§ WHAT YOU WILL DO: Give back all of the records underneath exactly, with no omissions.

Website and app data records
::::::

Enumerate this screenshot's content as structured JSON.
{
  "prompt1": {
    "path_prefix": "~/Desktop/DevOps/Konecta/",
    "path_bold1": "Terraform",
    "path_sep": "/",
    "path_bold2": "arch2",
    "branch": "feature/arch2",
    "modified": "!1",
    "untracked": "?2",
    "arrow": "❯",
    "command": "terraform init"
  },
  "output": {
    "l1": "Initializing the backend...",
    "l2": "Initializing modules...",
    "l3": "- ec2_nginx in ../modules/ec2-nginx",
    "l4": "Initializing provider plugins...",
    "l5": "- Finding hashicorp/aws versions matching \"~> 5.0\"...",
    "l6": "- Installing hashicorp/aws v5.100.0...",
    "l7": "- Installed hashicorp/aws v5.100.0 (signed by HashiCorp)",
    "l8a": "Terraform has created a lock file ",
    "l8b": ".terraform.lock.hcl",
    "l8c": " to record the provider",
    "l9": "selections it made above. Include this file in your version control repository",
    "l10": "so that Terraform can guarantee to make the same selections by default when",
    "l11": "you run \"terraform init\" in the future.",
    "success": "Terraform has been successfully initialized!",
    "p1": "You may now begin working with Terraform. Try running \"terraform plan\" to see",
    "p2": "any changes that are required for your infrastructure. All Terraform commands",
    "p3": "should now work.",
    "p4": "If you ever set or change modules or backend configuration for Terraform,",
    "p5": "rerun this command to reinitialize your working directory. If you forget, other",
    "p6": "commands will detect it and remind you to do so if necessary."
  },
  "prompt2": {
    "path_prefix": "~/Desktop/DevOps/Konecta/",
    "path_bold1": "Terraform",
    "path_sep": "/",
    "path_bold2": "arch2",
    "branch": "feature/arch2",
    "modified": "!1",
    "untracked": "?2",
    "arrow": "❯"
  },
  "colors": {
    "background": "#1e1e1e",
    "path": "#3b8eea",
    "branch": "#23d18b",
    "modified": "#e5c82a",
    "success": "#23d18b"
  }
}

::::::

§ TASK RESULT:
Enumerate this screenshot's content as structured JSON.
{
  "prompt1": {
    "path_prefix": "~/Desktop/DevOps/Konecta/",
    "path_bold1": "Terraform",
    "path_sep": "/",
    "path_bold2": "arch2",
    "branch": "feature/arch2",
    "modified": "!1",
    "untracked": "?2",
    "arrow": "❯",
    "command": "terraform init"
  },
  "output": {
    "l1": "Initializing the backend...",
    "l2": "Initializing modules...",
    "l3": "- ec2_nginx in ../modules/ec2-nginx",
    "l4": "Initializing provider plugins...",
    "l5": "- Finding hashicorp/aws versions matching \"~> 5.0\"...",
    "l6": "- Installing hashicorp/aws v5.100.0...",
    "l7": "- Installed hashicorp/aws v5.100.0 (signed by HashiCorp)",
    "l8a": "Terraform has created a lock file ",
    "l8b": ".terraform.lock.hcl",
    "l8c": " to record the provider",
    "l9": "selections it made above. Include this file in your version control repository",
    "l10": "so that Terraform can guarantee to make the same selections by default when",
    "l11": "you run \"terraform init\" in the future.",
    "success": "Terraform has been successfully initialized!",
    "p1": "You may now begin working with Terraform. Try running \"terraform plan\" to see",
    "p2": "any changes that are required for your infrastructure. All Terraform commands",
    "p3": "should now work.",
    "p4": "If you ever set or change modules or backend configuration for Terraform,",
    "p5": "rerun this command to reinitialize your working directory. If you forget, other",
    "p6": "commands will detect it and remind you to do so if necessary."
  },
  "prompt2": {
    "path_prefix": "~/Desktop/DevOps/Konecta/",
    "path_bold1": "Terraform",
    "path_sep": "/",
    "path_bold2": "arch2",
    "branch": "feature/arch2",
    "modified": "!1",
    "untracked": "?2",
    "arrow": "❯"
  },
  "colors": {
    "background": "#1e1e1e",
    "path": "#3b8eea",
    "branch": "#23d18b",
    "modified": "#e5c82a",
    "success": "#23d18b"
  }
}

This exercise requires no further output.